I do believe the hot water service is working within specifications, and I know we have no water leakage (the pump does not come on to start with), it is just the limited amount of hot water in storage which is my issue. We have only had one power bill since installation and it was not full term, so after the next invoice I should be able to gauge any savings. I will be surprised if they are not significant, after all, we appear to be only heating one third of the water we used to :slight_smile:
I will continue to save for a suitable replacement, I understand the life expectancy of these units is about 6 years based on user group comments, so before that time I expect to bite the bullet. Sadly my choices are limited to solar or electricity, gas bottles would be too expensive and I have lost faith in heat pump.
Many thanks for your time.
One other thing (sorry) . . . . .
This unit heats water to 61 degrees, I was told and have read that water stored below 60 degrees can breed bacteria (& our water is untreated). If I am right and the tank is only heating the top half of the water, then the water below the thermostat is or could be a breeding ground. (The 3rd person to shower within a 3 hour period does not require cold water mixed with the hot water)


Yes you do have a right. Check the government program documentation and it should say that you are the owner even though it was purchased as part of the program. As a result, you have the same rights as if you bought it using your own money. The only difference is the government may make the purchase decision for you (such as the type and provider of the system being installed).

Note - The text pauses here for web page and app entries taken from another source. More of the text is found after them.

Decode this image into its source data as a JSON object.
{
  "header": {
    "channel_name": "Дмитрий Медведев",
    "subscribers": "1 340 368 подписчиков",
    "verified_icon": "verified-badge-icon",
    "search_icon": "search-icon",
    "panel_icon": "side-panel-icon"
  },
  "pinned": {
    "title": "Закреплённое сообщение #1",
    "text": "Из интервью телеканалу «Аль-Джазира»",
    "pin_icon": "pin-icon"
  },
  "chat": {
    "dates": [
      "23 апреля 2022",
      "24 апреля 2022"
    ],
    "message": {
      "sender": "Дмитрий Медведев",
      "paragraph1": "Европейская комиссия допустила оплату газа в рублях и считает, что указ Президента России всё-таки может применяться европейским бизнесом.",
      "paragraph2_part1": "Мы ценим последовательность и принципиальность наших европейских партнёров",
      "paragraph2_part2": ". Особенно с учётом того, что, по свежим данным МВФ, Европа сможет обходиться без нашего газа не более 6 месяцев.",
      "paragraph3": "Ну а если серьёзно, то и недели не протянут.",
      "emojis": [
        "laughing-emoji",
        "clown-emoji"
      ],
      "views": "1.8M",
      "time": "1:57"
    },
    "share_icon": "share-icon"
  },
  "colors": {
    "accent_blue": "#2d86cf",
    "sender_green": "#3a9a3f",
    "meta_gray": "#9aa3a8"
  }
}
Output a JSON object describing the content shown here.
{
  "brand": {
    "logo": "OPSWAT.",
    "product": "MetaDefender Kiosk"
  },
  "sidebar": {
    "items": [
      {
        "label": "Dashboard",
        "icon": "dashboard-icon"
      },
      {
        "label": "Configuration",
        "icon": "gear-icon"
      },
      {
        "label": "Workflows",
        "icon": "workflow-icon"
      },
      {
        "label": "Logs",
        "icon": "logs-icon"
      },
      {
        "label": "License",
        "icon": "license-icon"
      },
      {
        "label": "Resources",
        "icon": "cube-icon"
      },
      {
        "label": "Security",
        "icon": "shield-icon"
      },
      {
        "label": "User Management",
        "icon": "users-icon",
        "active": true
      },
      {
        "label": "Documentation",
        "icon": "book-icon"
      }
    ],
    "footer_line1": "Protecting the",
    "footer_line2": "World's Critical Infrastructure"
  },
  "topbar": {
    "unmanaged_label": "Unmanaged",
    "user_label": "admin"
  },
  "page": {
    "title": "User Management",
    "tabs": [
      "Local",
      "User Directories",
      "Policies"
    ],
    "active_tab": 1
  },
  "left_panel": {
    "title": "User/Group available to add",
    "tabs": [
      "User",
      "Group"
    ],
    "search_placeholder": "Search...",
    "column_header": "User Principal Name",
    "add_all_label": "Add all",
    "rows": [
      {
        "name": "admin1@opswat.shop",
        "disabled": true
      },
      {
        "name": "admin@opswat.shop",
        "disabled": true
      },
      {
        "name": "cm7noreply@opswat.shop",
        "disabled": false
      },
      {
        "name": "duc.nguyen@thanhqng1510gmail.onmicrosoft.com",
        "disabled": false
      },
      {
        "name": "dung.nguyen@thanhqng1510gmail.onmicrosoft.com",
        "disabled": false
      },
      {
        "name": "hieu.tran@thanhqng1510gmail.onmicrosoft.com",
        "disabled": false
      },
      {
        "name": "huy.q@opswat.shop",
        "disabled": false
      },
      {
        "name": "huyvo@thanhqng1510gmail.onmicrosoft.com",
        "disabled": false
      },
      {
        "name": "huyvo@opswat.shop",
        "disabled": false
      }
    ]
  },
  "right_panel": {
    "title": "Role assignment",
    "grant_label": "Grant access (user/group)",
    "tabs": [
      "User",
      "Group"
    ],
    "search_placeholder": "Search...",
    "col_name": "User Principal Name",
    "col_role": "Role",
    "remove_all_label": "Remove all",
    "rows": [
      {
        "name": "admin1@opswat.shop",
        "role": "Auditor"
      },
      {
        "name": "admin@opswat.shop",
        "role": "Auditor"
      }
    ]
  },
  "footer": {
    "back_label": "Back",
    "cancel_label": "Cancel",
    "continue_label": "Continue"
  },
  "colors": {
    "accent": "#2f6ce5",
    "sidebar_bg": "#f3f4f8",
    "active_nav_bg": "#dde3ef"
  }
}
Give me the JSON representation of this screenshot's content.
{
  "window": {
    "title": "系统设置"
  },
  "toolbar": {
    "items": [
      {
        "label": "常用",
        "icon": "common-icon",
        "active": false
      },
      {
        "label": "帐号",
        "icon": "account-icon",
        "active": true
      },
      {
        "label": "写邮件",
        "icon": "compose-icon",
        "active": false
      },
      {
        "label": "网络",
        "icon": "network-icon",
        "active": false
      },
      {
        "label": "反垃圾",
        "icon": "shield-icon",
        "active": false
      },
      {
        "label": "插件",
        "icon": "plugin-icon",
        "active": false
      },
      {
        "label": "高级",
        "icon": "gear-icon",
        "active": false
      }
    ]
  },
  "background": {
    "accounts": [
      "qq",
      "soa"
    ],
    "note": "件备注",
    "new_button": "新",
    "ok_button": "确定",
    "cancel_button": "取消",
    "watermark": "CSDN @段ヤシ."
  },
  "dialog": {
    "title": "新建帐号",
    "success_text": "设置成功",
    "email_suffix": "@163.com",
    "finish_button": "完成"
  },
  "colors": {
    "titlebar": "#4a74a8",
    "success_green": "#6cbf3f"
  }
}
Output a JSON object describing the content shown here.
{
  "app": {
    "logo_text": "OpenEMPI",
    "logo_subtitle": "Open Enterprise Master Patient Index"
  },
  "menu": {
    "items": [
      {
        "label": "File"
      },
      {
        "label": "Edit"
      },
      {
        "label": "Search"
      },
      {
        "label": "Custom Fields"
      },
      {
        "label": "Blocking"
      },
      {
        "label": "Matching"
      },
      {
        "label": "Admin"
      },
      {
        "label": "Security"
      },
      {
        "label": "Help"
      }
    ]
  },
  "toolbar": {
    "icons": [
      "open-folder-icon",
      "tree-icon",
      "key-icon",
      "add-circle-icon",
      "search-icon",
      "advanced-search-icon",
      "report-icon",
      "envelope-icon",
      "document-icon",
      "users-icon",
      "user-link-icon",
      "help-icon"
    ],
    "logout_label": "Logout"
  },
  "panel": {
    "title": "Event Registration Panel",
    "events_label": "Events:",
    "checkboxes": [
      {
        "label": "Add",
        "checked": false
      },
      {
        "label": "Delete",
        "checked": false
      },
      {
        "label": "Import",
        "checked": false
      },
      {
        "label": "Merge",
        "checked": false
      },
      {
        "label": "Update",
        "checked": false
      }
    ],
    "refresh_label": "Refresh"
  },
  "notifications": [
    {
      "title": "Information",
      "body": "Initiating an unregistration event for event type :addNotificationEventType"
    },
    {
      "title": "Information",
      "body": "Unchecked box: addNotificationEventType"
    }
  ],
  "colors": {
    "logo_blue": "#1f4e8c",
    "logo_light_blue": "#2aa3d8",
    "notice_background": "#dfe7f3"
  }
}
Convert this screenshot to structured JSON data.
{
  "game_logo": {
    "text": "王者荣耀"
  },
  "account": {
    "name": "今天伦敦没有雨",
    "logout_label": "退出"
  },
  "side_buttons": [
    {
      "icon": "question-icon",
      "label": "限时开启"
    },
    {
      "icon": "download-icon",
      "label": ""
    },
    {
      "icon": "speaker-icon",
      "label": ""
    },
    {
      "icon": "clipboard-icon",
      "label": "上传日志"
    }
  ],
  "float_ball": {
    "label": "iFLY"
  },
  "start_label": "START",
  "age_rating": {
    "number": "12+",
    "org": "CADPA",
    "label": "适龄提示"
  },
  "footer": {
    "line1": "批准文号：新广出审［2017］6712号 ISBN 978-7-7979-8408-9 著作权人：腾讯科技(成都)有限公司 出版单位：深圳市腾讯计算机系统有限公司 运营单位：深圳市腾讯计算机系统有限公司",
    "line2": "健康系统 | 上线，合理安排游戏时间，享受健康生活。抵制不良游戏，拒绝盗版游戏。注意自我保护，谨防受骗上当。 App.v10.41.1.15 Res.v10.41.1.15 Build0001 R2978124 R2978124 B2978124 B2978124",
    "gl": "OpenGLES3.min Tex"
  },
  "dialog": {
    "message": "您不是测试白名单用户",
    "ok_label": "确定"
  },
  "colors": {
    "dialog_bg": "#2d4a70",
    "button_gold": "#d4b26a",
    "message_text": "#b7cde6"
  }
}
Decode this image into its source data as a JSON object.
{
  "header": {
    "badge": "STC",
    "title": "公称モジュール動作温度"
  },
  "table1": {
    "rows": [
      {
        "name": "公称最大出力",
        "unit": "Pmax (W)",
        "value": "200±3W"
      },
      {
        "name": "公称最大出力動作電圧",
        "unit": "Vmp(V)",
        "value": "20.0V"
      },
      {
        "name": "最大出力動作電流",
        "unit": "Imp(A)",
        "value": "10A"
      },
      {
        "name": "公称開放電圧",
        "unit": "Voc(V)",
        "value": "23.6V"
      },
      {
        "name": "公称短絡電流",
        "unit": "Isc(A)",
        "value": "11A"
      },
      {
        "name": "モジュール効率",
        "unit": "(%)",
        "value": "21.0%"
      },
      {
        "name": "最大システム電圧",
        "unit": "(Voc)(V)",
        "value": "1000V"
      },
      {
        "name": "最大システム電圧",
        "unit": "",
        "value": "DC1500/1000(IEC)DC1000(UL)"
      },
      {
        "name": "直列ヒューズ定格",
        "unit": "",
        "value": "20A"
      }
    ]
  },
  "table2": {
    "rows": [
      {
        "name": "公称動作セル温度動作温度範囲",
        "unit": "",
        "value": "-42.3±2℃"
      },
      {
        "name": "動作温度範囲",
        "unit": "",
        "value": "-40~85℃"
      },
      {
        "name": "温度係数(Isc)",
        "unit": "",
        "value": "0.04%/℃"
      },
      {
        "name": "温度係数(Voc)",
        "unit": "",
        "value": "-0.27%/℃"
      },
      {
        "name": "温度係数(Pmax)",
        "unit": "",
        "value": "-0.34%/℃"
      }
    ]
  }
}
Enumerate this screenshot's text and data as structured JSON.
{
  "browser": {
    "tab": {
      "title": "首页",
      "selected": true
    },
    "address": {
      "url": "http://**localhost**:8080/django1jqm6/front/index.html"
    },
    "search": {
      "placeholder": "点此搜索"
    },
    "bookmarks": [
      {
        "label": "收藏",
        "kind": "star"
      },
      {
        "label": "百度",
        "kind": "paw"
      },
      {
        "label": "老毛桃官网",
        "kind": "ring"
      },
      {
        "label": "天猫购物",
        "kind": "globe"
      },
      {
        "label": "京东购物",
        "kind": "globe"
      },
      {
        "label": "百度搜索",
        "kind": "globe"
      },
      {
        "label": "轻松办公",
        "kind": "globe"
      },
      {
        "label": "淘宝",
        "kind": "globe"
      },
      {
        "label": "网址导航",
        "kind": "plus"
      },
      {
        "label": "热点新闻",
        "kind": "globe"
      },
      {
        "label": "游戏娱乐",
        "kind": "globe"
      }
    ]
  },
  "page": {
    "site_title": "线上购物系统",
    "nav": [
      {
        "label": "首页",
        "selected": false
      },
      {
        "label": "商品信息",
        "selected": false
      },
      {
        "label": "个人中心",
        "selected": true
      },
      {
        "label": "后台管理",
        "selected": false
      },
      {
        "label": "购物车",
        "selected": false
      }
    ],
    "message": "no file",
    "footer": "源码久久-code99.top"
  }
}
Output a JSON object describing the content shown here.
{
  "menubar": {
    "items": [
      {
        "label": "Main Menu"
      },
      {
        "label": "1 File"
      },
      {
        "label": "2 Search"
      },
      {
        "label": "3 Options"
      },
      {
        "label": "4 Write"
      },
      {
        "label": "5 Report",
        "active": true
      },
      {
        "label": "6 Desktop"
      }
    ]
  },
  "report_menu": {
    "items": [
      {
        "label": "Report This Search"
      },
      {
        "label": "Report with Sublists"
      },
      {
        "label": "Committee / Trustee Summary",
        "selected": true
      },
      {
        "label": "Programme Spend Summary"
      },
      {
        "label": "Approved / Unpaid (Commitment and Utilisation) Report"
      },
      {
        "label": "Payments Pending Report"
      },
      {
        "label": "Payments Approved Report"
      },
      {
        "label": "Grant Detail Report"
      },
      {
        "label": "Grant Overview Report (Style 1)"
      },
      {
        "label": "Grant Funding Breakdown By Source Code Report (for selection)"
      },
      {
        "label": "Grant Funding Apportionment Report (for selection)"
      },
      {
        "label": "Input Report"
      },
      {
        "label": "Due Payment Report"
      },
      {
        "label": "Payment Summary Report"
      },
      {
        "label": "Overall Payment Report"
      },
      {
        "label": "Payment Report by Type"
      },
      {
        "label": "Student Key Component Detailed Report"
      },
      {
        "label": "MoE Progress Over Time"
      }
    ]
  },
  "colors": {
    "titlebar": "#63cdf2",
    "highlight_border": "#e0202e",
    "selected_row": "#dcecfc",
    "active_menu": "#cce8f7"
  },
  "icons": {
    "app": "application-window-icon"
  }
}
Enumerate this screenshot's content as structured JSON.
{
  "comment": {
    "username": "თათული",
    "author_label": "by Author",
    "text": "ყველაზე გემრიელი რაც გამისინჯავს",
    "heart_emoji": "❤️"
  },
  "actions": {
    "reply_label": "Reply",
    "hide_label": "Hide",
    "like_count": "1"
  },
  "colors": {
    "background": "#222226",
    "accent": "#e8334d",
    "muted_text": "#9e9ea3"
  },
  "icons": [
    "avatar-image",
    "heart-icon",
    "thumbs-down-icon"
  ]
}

It is worth providing feedback to the state government program team as they should be aware of the challenges a provider in their program is causing.


In respect of having rights to seek remedy in the instance the unit is faulty or not fit for purpose.

There is an opportunity to gain assistance with resolving your product concerns by following @phb recommendation to contact the Govt program representatives. That would be in addition to contacting formally the supplier Eco Alliance.

A summary of key points from the previous posts:

Noted the correction and posted copy of the name plate. Storage capacity is 215l.
Operating and basic instruction manuals should have been supplied to the owner, as well as details of the warranty provisions. It’s important to request and insist on a copy of these from the supplier to ensure all owner obligations are able to be met.

The heating capacity and storage volume are similar to other products recommendations and general guides for a household with 3-4 occupants.

Heat Pump hot water systems are well established products. The technology used is not slight of hand. Similar to reverse cycle air conditioners they deliver 3-4 times the hot water for the same electrical energy compared to a basic electric resistive hot water service.

Noted this was subsequently amended to 100l by the OP.
There is no evidence this is how the unit is intended to perform. The individual HWS supplied to the OP may appear to behave this way because it has a defect that requires a repair. We don’t know all the facts.

It’s up to the OP (@esahc) to follow up with the Govt Program and Supplier.

It will help all if the responses/resolutions to formal approaches by @esahc to both are able to be shared.

The discussion suggests the HWS installed most likely has a fault that requires a repair, IMO. There is no conclusive evidence the product design is defective, is of poor quality or not fit for purpose. If it is not faulty it may simply not meet the needs of the individual household which are greater than typical for the number of occupants.